Assignment: Using the word "Listen" as the filter, copy each matching line from the records.

Start of Information supplied

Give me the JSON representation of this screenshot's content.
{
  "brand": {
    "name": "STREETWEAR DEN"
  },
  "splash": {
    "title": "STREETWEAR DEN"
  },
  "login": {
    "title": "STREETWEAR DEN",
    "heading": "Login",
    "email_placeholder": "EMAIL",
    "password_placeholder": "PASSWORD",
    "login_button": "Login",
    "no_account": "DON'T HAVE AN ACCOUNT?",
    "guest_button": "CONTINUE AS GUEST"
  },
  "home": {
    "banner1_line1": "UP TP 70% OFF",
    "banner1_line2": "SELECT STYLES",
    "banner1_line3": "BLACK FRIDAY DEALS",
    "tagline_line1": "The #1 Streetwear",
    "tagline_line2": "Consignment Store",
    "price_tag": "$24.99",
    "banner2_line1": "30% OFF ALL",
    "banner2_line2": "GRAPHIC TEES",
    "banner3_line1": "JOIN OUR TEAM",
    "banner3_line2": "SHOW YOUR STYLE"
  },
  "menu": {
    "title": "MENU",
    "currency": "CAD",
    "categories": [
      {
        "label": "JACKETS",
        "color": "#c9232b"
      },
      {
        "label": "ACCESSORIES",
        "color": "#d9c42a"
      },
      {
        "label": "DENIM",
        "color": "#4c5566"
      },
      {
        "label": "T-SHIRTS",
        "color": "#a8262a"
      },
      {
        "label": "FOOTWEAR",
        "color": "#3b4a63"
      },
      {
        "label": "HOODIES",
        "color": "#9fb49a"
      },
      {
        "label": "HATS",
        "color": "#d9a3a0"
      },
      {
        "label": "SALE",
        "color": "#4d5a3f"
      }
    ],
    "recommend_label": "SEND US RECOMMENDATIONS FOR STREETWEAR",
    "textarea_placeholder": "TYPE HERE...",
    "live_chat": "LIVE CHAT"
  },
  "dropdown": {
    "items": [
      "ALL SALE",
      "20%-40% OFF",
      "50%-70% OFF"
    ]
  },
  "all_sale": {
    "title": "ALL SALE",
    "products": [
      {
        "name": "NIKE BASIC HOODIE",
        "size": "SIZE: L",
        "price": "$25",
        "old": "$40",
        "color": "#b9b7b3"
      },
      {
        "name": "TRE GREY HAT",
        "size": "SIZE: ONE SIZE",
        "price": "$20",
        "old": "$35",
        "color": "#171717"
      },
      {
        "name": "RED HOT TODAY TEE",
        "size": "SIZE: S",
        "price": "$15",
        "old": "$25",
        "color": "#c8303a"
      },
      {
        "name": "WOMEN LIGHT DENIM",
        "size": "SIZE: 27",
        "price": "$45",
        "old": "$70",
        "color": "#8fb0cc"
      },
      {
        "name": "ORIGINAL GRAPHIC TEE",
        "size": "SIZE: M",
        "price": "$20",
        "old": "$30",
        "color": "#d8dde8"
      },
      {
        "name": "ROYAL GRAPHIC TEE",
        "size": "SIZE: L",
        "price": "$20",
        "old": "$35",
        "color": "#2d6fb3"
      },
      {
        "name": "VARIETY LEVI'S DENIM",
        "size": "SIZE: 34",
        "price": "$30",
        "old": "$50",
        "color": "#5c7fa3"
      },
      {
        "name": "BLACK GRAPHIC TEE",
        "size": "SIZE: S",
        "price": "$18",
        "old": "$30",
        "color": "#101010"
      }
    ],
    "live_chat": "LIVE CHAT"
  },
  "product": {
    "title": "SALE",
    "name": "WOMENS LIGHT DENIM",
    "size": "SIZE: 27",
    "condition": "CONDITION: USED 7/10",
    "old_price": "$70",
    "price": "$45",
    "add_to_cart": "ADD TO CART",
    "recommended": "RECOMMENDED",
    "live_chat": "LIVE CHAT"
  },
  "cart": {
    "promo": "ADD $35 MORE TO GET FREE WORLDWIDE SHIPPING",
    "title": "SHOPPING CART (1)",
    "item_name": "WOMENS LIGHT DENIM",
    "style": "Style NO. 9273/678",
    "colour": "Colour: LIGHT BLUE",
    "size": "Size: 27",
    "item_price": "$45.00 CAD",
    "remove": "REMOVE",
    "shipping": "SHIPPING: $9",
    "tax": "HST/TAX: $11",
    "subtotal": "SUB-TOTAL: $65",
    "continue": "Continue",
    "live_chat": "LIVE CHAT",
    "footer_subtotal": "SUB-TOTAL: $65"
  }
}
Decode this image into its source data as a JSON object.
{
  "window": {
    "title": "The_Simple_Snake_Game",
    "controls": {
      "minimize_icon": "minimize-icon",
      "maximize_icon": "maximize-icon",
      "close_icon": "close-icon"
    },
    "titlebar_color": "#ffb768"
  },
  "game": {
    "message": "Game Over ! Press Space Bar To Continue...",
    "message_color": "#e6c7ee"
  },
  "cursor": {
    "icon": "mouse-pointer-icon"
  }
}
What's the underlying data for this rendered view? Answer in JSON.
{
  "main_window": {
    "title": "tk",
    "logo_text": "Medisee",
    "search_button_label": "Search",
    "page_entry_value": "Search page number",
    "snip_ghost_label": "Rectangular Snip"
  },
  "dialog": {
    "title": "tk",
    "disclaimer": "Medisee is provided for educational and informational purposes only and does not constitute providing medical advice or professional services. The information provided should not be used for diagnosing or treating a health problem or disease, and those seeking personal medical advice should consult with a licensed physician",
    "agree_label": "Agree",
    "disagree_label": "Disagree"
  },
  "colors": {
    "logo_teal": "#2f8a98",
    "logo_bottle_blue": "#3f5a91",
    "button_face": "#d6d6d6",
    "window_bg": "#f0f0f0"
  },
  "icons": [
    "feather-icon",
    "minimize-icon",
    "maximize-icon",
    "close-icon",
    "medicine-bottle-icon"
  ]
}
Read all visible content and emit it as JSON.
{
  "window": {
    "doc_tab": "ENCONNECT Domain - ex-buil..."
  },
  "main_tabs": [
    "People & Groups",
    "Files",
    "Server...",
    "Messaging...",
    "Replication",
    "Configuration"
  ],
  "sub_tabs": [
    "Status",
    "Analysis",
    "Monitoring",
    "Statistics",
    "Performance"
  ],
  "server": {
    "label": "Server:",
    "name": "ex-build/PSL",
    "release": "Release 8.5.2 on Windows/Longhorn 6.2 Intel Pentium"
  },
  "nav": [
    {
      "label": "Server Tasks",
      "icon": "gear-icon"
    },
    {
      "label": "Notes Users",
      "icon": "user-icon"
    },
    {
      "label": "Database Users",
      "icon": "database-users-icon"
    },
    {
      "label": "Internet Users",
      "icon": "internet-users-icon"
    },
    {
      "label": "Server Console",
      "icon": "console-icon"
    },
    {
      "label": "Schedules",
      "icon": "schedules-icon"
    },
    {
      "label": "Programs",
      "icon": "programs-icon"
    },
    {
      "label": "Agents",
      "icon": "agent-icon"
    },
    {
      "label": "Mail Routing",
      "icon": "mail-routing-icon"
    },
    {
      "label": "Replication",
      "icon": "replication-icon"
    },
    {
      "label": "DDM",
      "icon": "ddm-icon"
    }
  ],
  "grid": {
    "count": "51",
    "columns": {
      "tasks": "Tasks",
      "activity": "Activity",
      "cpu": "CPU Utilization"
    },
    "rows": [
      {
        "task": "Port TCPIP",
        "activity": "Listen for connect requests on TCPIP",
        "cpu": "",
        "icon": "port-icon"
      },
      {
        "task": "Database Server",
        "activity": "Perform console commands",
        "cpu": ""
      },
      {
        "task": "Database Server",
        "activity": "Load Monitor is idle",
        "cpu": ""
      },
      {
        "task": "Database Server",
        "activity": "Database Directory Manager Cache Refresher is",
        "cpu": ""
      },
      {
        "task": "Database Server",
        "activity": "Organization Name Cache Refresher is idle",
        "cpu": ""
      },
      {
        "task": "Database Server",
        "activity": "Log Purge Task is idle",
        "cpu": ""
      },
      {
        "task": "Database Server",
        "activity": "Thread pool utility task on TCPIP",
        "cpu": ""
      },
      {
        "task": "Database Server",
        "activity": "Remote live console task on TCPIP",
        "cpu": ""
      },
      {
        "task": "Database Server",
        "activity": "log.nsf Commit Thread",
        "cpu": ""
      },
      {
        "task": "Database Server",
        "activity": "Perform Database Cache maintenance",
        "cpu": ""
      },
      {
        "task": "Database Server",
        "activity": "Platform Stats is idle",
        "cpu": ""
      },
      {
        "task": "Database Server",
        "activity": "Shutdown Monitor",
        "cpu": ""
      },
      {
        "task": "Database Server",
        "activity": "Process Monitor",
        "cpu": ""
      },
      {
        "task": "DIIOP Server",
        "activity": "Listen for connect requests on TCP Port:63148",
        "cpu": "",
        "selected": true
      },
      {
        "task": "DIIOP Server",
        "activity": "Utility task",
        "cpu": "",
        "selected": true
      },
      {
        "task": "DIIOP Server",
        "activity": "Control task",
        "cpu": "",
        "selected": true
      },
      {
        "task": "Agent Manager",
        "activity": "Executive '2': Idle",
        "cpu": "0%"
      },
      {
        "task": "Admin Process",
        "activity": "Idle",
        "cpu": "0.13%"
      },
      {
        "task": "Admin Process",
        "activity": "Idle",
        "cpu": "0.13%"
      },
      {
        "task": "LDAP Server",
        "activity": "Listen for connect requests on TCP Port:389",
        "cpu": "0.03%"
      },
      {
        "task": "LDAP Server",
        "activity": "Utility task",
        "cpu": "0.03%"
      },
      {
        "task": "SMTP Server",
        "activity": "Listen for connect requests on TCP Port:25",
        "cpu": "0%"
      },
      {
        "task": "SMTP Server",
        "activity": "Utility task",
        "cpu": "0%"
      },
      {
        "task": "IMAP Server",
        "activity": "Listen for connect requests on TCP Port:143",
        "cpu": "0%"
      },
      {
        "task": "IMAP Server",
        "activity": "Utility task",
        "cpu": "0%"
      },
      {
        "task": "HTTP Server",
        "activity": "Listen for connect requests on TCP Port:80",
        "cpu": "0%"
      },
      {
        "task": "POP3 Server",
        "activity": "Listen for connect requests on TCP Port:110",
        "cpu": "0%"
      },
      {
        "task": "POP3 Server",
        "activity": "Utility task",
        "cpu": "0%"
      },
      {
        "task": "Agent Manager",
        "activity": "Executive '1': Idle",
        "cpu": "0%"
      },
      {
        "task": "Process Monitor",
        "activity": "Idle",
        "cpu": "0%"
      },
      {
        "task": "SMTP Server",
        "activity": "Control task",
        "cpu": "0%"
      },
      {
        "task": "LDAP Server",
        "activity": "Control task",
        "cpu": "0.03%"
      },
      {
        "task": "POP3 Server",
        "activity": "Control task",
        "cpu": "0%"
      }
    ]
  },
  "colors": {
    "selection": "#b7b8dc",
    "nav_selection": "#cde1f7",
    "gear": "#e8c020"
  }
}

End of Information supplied

Task response:
        "activity": "Listen for connect requests on TCPIP",
        "activity": "Listen for connect requests on TCP Port:63148",
        "activity": "Listen for connect requests on TCP Port:389",
        "activity": "Listen for connect requests on TCP Port:25",
        "activity": "Listen for connect requests on TCP Port:143",
        "activity": "Listen for connect requests on TCP Port:80",
        "activity": "Listen for connect requests on TCP Port:110",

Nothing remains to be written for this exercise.